* Work to be completed:
Look through the entries below and report every line that has "Trays".

* Records for this task:

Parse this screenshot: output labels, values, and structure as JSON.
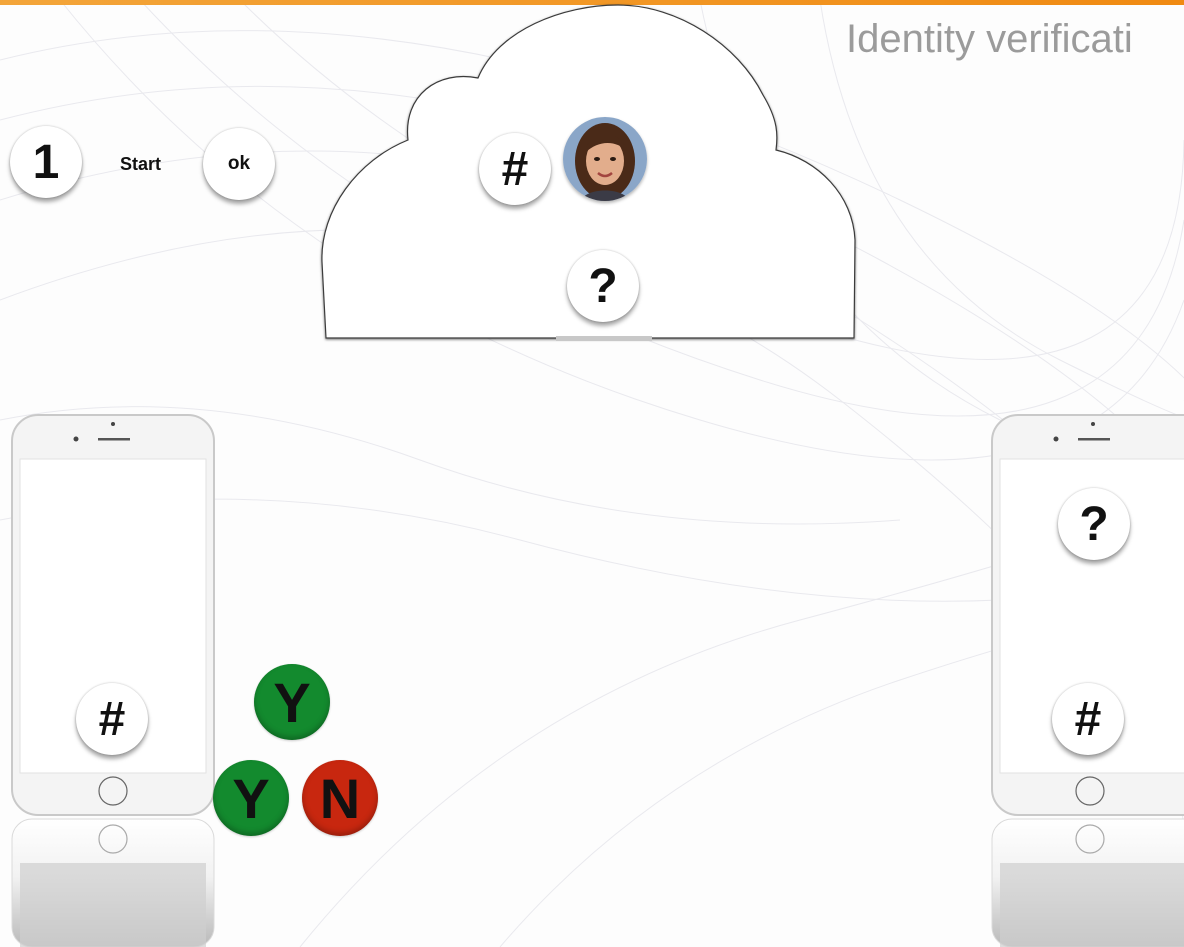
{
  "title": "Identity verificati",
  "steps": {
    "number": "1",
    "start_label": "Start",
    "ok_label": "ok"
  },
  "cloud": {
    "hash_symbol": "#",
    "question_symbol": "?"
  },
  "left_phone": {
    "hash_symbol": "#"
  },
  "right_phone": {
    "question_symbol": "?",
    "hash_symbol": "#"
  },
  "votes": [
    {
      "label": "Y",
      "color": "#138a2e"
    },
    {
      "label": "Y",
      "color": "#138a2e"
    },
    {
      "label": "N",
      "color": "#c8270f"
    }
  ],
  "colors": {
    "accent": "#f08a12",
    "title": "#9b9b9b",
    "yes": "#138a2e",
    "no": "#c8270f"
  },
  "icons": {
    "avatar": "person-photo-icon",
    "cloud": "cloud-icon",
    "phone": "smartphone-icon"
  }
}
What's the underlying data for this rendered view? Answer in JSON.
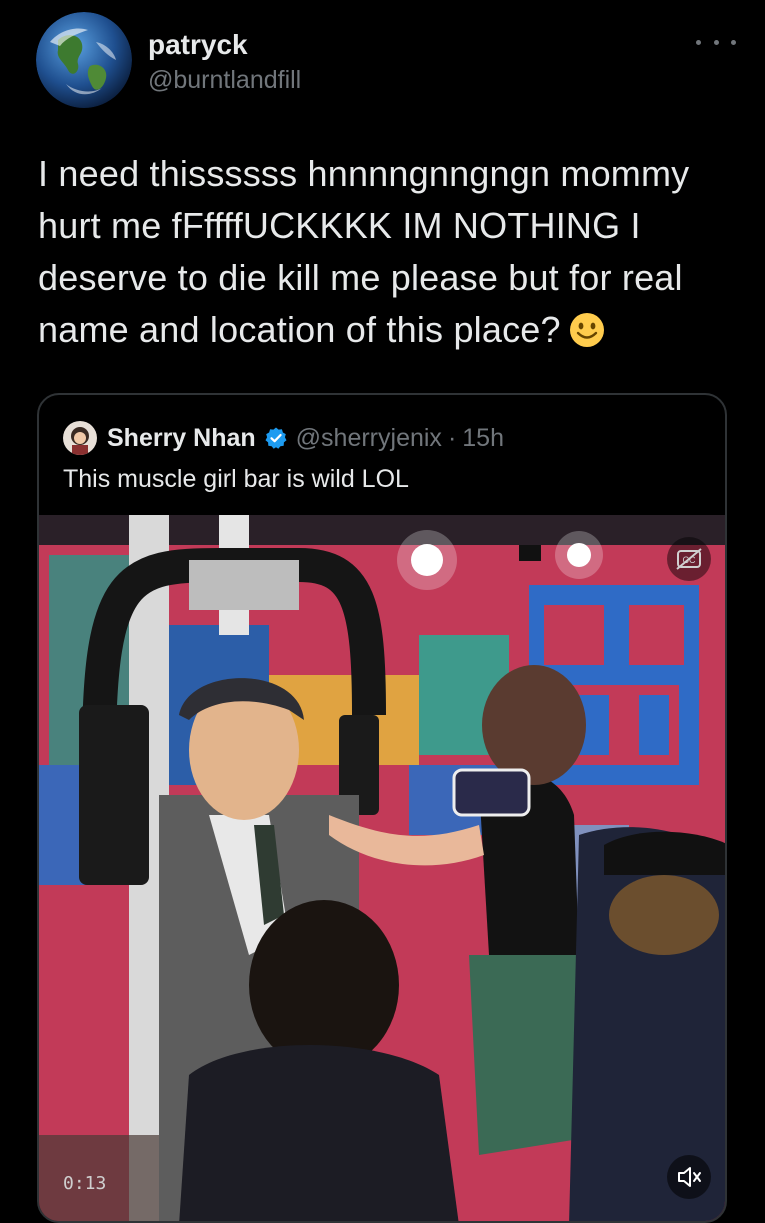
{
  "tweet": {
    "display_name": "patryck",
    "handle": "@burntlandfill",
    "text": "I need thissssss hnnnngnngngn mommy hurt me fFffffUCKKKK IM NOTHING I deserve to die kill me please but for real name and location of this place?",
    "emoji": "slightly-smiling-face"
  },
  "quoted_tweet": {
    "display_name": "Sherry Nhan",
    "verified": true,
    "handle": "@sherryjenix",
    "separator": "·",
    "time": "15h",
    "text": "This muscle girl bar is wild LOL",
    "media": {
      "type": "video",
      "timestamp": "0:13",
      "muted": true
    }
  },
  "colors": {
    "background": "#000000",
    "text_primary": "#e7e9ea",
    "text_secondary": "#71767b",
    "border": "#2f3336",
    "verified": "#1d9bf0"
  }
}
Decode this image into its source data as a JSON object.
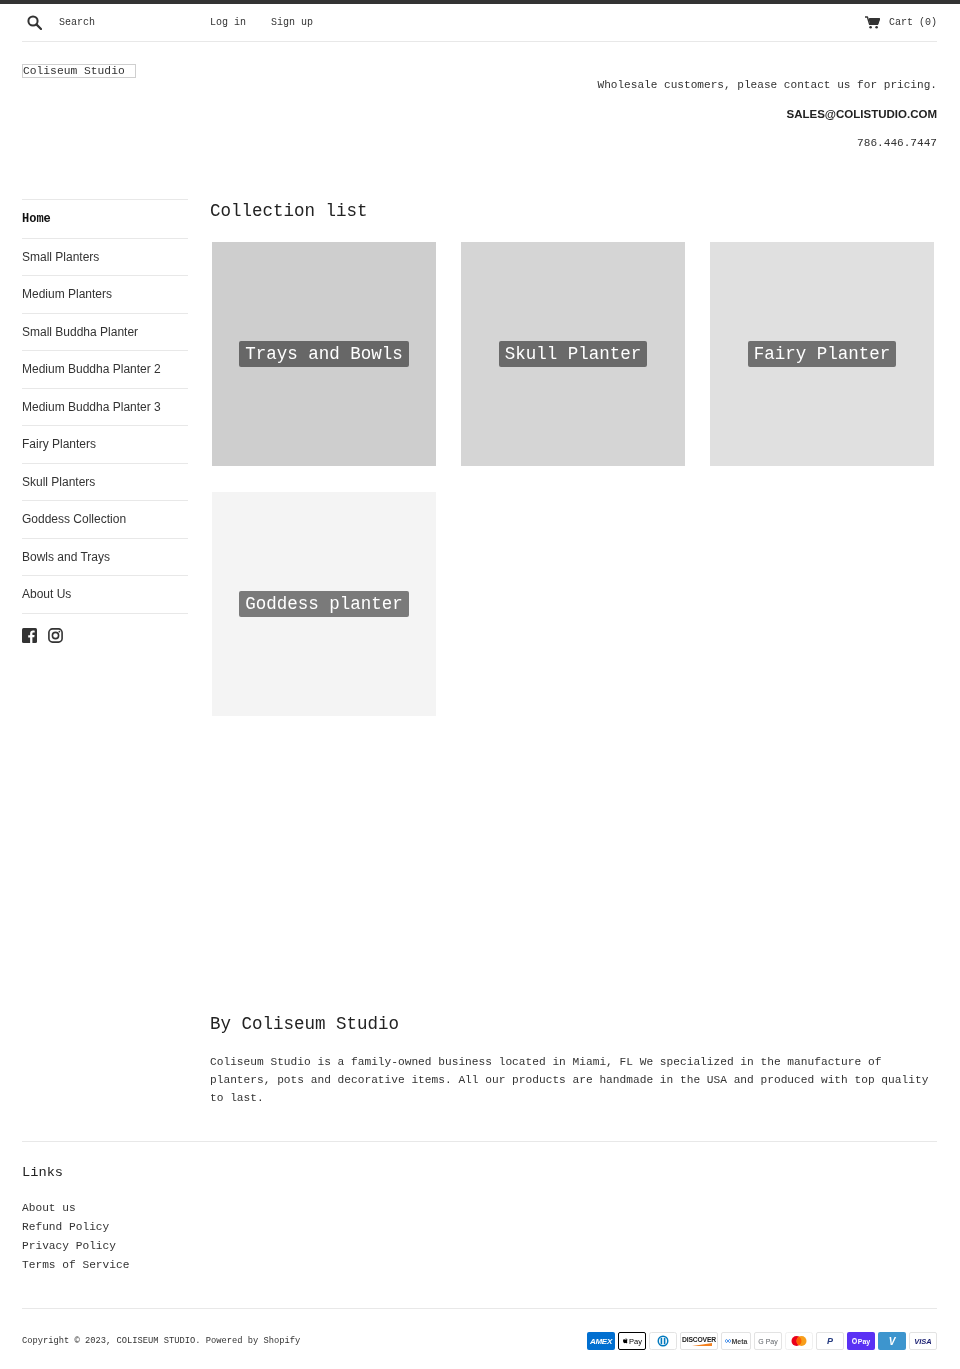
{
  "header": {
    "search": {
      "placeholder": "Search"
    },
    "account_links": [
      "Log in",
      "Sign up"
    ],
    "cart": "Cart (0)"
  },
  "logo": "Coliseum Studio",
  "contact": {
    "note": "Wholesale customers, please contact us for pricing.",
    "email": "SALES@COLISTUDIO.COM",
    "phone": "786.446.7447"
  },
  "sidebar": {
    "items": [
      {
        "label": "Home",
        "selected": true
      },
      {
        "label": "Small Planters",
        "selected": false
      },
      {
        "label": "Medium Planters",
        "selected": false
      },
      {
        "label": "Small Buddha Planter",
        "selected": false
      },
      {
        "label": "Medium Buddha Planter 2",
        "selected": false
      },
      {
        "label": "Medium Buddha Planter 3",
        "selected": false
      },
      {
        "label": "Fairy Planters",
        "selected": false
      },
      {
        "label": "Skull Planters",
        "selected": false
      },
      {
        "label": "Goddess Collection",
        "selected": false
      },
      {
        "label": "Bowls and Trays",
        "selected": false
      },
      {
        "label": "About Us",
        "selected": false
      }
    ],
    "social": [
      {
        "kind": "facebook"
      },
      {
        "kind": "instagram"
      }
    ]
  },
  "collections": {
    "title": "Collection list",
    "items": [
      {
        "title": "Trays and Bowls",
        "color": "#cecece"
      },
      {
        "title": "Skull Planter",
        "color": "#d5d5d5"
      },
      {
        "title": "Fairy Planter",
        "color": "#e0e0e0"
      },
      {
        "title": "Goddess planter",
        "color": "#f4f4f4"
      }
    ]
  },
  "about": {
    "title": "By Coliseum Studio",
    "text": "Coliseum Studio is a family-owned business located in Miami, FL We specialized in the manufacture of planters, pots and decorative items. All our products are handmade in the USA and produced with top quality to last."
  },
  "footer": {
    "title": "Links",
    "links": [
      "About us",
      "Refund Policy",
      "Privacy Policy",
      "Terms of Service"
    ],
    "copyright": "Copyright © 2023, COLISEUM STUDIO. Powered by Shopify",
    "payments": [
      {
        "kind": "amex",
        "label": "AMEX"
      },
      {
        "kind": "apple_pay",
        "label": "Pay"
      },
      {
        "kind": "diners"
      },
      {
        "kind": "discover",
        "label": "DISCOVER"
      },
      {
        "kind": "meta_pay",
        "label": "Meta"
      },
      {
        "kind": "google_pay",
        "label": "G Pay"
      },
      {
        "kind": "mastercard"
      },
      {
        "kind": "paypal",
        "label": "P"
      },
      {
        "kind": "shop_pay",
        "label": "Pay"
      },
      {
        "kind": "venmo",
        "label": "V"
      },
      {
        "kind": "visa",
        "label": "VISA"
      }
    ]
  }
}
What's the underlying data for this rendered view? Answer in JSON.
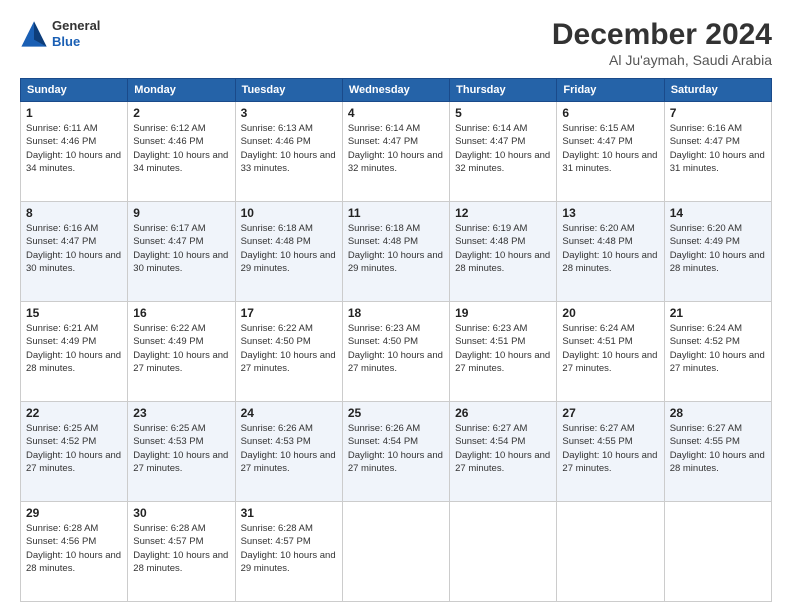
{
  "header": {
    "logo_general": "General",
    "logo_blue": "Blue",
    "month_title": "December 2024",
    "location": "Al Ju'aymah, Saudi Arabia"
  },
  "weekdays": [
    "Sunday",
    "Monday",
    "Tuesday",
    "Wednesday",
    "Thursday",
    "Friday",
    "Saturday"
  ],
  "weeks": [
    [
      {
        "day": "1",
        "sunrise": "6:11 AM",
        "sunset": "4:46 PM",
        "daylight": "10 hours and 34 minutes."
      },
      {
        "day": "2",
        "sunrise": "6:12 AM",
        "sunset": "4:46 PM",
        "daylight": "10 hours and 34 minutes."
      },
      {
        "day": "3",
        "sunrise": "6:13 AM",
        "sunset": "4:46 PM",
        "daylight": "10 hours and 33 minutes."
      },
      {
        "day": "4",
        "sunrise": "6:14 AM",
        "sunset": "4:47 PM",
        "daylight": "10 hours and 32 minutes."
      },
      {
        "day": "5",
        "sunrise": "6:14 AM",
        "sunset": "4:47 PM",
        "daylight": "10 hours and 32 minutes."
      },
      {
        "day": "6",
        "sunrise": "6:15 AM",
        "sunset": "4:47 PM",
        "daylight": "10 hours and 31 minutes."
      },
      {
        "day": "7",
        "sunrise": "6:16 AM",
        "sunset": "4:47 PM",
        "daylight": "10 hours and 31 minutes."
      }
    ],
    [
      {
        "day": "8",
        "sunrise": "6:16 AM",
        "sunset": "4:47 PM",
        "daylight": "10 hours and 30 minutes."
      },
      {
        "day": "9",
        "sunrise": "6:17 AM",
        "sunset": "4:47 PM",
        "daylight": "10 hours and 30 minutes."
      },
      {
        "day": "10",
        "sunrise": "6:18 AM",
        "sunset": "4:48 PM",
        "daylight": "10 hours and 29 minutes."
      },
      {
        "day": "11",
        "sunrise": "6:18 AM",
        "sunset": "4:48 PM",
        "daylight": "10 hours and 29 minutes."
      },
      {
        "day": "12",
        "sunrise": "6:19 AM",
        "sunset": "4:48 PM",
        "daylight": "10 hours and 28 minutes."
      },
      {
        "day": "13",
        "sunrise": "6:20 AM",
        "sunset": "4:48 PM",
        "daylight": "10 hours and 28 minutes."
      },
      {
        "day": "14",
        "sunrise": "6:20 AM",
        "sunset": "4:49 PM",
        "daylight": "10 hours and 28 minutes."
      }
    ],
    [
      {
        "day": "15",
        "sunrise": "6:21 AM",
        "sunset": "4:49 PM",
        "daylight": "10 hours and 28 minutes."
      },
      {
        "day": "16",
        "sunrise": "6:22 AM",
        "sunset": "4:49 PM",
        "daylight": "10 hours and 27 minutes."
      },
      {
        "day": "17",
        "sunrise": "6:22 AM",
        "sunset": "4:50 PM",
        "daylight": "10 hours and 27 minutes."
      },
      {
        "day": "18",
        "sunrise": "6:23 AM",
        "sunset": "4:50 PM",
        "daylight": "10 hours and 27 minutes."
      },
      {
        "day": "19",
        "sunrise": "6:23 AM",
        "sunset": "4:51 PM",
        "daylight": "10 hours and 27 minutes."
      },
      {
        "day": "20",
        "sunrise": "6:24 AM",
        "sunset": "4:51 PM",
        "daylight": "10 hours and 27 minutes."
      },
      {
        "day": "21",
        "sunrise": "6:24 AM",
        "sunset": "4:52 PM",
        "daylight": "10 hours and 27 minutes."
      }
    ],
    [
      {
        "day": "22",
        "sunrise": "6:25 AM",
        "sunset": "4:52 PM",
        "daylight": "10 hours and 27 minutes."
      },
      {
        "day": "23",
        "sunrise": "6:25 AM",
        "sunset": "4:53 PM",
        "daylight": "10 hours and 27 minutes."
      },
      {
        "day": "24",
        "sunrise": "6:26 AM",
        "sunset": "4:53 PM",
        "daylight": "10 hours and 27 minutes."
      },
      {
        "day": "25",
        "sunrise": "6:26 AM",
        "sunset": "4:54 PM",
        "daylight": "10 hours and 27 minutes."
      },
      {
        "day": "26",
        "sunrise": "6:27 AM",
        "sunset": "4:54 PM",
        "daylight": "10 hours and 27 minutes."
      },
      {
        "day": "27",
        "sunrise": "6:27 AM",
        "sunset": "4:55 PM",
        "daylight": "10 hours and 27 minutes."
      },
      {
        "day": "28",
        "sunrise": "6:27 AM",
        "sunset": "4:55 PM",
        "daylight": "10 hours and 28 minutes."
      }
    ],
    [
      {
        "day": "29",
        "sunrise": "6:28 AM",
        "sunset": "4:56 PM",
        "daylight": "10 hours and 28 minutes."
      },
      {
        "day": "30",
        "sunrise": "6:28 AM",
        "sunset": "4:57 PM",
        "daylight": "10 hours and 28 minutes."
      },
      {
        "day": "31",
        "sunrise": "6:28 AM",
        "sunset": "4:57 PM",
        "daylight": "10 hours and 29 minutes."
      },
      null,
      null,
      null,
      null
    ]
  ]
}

* Exercise output:
        "label": "Bowls and Trays",
        "title": "Trays and Bowls",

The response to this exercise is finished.